*** DATA SECTION Section Begins ***
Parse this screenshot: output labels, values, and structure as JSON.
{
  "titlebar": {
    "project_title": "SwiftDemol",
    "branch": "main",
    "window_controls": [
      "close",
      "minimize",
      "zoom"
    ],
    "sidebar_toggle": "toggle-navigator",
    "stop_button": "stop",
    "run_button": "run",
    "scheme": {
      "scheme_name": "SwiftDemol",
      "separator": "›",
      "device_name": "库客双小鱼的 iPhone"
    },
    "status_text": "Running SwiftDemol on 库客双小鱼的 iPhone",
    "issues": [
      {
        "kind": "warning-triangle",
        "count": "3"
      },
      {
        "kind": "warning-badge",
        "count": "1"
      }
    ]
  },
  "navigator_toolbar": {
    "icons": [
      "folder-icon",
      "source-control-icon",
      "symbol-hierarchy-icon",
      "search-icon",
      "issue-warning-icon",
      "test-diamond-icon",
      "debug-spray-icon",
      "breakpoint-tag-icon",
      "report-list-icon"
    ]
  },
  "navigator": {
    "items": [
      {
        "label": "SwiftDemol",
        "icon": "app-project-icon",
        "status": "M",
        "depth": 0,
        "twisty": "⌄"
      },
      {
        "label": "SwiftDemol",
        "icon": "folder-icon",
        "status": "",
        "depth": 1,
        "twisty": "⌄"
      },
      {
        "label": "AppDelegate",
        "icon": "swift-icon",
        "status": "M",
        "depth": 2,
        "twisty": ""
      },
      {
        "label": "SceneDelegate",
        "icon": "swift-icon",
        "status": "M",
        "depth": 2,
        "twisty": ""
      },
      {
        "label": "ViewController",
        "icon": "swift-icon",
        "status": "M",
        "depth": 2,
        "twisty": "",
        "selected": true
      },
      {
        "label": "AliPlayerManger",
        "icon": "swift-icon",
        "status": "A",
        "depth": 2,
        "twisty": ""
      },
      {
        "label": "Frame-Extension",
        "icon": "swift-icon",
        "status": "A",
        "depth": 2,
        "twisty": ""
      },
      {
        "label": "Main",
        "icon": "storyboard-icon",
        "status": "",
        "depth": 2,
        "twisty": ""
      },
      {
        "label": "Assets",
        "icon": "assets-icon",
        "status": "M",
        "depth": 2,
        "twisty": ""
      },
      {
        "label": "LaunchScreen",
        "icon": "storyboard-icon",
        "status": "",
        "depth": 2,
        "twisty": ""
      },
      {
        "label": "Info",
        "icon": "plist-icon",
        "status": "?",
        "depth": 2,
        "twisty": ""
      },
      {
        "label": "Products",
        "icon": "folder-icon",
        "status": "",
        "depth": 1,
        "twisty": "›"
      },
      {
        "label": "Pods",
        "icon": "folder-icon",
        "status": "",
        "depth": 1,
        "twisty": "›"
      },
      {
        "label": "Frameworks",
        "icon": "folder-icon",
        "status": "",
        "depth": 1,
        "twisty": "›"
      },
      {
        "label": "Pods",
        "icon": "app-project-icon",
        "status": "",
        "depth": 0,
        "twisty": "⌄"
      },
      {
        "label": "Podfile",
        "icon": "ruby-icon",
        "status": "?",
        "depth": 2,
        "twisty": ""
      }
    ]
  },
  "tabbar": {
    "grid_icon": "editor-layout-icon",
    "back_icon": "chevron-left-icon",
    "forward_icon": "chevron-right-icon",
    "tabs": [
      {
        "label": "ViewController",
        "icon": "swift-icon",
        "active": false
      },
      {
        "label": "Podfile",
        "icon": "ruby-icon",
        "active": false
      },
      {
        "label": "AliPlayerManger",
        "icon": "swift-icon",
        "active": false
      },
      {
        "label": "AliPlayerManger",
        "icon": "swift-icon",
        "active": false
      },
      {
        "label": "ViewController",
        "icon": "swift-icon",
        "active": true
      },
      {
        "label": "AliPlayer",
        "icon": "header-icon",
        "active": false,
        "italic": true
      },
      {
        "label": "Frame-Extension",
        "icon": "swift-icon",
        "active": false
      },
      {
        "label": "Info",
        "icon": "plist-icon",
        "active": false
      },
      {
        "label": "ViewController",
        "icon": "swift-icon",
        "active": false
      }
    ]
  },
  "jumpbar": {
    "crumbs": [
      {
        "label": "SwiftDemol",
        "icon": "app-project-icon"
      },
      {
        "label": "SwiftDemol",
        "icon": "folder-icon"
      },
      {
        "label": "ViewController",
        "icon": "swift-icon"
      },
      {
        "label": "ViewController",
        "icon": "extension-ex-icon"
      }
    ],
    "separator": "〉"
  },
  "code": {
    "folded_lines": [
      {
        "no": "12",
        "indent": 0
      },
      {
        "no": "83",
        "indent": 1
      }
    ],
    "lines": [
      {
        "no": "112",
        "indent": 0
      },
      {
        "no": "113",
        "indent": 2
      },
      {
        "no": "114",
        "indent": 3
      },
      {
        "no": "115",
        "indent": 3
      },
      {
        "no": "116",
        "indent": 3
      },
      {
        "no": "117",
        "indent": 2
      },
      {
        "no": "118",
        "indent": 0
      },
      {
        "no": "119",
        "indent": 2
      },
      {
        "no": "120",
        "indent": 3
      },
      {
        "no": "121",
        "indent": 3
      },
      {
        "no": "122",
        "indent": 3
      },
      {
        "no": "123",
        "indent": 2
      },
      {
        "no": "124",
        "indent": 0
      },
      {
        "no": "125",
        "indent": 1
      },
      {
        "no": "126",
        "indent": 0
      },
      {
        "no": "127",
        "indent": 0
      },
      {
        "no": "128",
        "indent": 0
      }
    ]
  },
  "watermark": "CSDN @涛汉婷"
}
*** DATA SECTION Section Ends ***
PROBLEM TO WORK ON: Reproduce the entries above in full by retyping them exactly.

SOLUTION:
Parse this screenshot: output labels, values, and structure as JSON.
{
  "titlebar": {
    "project_title": "SwiftDemol",
    "branch": "main",
    "window_controls": [
      "close",
      "minimize",
      "zoom"
    ],
    "sidebar_toggle": "toggle-navigator",
    "stop_button": "stop",
    "run_button": "run",
    "scheme": {
      "scheme_name": "SwiftDemol",
      "separator": "›",
      "device_name": "库客双小鱼的 iPhone"
    },
    "status_text": "Running SwiftDemol on 库客双小鱼的 iPhone",
    "issues": [
      {
        "kind": "warning-triangle",
        "count": "3"
      },
      {
        "kind": "warning-badge",
        "count": "1"
      }
    ]
  },
  "navigator_toolbar": {
    "icons": [
      "folder-icon",
      "source-control-icon",
      "symbol-hierarchy-icon",
      "search-icon",
      "issue-warning-icon",
      "test-diamond-icon",
      "debug-spray-icon",
      "breakpoint-tag-icon",
      "report-list-icon"
    ]
  },
  "navigator": {
    "items": [
      {
        "label": "SwiftDemol",
        "icon": "app-project-icon",
        "status": "M",
        "depth": 0,
        "twisty": "⌄"
      },
      {
        "label": "SwiftDemol",
        "icon": "folder-icon",
        "status": "",
        "depth": 1,
        "twisty": "⌄"
      },
      {
        "label": "AppDelegate",
        "icon": "swift-icon",
        "status": "M",
        "depth": 2,
        "twisty": ""
      },
      {
        "label": "SceneDelegate",
        "icon": "swift-icon",
        "status": "M",
        "depth": 2,
        "twisty": ""
      },
      {
        "label": "ViewController",
        "icon": "swift-icon",
        "status": "M",
        "depth": 2,
        "twisty": "",
        "selected": true
      },
      {
        "label": "AliPlayerManger",
        "icon": "swift-icon",
        "status": "A",
        "depth": 2,
        "twisty": ""
      },
      {
        "label": "Frame-Extension",
        "icon": "swift-icon",
        "status": "A",
        "depth": 2,
        "twisty": ""
      },
      {
        "label": "Main",
        "icon": "storyboard-icon",
        "status": "",
        "depth": 2,
        "twisty": ""
      },
      {
        "label": "Assets",
        "icon": "assets-icon",
        "status": "M",
        "depth": 2,
        "twisty": ""
      },
      {
        "label": "LaunchScreen",
        "icon": "storyboard-icon",
        "status": "",
        "depth": 2,
        "twisty": ""
      },
      {
        "label": "Info",
        "icon": "plist-icon",
        "status": "?",
        "depth": 2,
        "twisty": ""
      },
      {
        "label": "Products",
        "icon": "folder-icon",
        "status": "",
        "depth": 1,
        "twisty": "›"
      },
      {
        "label": "Pods",
        "icon": "folder-icon",
        "status": "",
        "depth": 1,
        "twisty": "›"
      },
      {
        "label": "Frameworks",
        "icon": "folder-icon",
        "status": "",
        "depth": 1,
        "twisty": "›"
      },
      {
        "label": "Pods",
        "icon": "app-project-icon",
        "status": "",
        "depth": 0,
        "twisty": "⌄"
      },
      {
        "label": "Podfile",
        "icon": "ruby-icon",
        "status": "?",
        "depth": 2,
        "twisty": ""
      }
    ]
  },
  "tabbar": {
    "grid_icon": "editor-layout-icon",
    "back_icon": "chevron-left-icon",
    "forward_icon": "chevron-right-icon",
    "tabs": [
      {
        "label": "ViewController",
        "icon": "swift-icon",
        "active": false
      },
      {
        "label": "Podfile",
        "icon": "ruby-icon",
        "active": false
      },
      {
        "label": "AliPlayerManger",
        "icon": "swift-icon",
        "active": false
      },
      {
        "label": "AliPlayerManger",
        "icon": "swift-icon",
        "active": false
      },
      {
        "label": "ViewController",
        "icon": "swift-icon",
        "active": true
      },
      {
        "label": "AliPlayer",
        "icon": "header-icon",
        "active": false,
        "italic": true
      },
      {
        "label": "Frame-Extension",
        "icon": "swift-icon",
        "active": false
      },
      {
        "label": "Info",
        "icon": "plist-icon",
        "active": false
      },
      {
        "label": "ViewController",
        "icon": "swift-icon",
        "active": false
      }
    ]
  },
  "jumpbar": {
    "crumbs": [
      {
        "label": "SwiftDemol",
        "icon": "app-project-icon"
      },
      {
        "label": "SwiftDemol",
        "icon": "folder-icon"
      },
      {
        "label": "ViewController",
        "icon": "swift-icon"
      },
      {
        "label": "ViewController",
        "icon": "extension-ex-icon"
      }
    ],
    "separator": "〉"
  },
  "code": {
    "folded_lines": [
      {
        "no": "12",
        "indent": 0
      },
      {
        "no": "83",
        "indent": 1
      }
    ],
    "lines": [
      {
        "no": "112",
        "indent": 0
      },
      {
        "no": "113",
        "indent": 2
      },
      {
        "no": "114",
        "indent": 3
      },
      {
        "no": "115",
        "indent": 3
      },
      {
        "no": "116",
        "indent": 3
      },
      {
        "no": "117",
        "indent": 2
      },
      {
        "no": "118",
        "indent": 0
      },
      {
        "no": "119",
        "indent": 2
      },
      {
        "no": "120",
        "indent": 3
      },
      {
        "no": "121",
        "indent": 3
      },
      {
        "no": "122",
        "indent": 3
      },
      {
        "no": "123",
        "indent": 2
      },
      {
        "no": "124",
        "indent": 0
      },
      {
        "no": "125",
        "indent": 1
      },
      {
        "no": "126",
        "indent": 0
      },
      {
        "no": "127",
        "indent": 0
      },
      {
        "no": "128",
        "indent": 0
      }
    ]
  },
  "watermark": "CSDN @涛汉婷"
}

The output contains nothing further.